*** Opening DATA SHOWN ***

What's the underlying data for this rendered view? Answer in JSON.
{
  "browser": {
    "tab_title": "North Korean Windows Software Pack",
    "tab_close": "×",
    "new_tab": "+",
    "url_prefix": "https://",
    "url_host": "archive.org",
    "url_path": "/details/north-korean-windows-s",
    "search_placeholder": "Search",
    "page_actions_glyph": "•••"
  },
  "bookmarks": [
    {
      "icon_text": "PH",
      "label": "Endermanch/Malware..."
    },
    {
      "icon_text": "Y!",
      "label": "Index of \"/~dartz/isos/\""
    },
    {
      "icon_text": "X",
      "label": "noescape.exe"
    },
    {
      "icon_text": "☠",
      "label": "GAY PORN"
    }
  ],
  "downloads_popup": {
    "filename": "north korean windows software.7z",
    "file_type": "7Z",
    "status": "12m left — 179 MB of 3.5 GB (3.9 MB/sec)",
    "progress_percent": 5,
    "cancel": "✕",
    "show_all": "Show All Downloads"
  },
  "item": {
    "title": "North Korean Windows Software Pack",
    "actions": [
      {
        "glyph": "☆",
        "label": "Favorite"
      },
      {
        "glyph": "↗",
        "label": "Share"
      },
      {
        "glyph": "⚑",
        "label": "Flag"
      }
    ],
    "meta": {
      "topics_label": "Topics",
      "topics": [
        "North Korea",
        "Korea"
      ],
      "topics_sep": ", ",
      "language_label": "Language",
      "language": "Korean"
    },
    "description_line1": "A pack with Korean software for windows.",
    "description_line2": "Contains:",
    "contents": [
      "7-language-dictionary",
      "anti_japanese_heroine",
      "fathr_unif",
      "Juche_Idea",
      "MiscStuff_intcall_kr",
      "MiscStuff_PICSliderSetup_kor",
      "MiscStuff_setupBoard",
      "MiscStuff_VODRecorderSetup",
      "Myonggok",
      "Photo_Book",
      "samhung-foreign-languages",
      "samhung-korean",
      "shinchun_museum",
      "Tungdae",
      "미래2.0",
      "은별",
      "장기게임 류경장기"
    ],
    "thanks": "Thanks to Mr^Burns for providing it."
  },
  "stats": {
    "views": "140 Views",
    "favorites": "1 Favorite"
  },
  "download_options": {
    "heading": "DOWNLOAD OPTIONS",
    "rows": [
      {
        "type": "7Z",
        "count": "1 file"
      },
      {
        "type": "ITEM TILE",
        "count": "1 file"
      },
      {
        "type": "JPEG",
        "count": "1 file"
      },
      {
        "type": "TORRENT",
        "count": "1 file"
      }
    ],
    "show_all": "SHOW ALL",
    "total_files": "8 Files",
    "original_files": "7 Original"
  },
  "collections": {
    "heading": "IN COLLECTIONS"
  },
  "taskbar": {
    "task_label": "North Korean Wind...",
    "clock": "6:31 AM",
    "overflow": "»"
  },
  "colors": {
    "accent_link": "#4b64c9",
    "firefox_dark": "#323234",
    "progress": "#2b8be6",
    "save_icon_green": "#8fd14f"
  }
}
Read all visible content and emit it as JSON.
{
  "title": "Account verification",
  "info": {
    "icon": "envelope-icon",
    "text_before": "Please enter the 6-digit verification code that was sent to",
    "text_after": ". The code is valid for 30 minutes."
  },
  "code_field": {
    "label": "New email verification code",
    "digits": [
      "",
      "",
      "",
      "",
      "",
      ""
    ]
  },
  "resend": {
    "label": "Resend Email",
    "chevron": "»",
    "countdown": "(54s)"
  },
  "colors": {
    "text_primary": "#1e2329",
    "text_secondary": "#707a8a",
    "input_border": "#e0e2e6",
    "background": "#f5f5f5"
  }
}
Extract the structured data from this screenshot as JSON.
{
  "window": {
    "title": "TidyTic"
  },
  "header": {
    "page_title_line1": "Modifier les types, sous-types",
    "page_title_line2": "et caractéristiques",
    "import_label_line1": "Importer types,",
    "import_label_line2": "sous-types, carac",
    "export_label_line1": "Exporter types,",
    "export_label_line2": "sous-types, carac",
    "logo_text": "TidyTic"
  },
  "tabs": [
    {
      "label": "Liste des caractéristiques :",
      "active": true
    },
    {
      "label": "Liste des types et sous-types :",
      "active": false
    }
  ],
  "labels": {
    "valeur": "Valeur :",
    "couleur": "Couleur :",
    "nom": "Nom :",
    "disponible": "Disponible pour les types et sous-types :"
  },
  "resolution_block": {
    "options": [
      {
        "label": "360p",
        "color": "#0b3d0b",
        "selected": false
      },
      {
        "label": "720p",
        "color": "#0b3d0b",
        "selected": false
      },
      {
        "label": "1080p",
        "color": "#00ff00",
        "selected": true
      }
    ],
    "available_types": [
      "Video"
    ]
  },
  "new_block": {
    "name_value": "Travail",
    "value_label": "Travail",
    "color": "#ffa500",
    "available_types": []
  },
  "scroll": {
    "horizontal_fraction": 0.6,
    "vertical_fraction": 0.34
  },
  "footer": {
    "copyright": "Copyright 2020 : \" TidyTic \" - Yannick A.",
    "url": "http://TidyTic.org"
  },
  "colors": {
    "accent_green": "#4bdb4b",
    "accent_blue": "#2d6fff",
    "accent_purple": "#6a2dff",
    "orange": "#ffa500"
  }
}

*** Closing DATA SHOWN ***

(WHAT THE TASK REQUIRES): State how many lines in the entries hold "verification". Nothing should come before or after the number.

(ANSWER BELOW): 3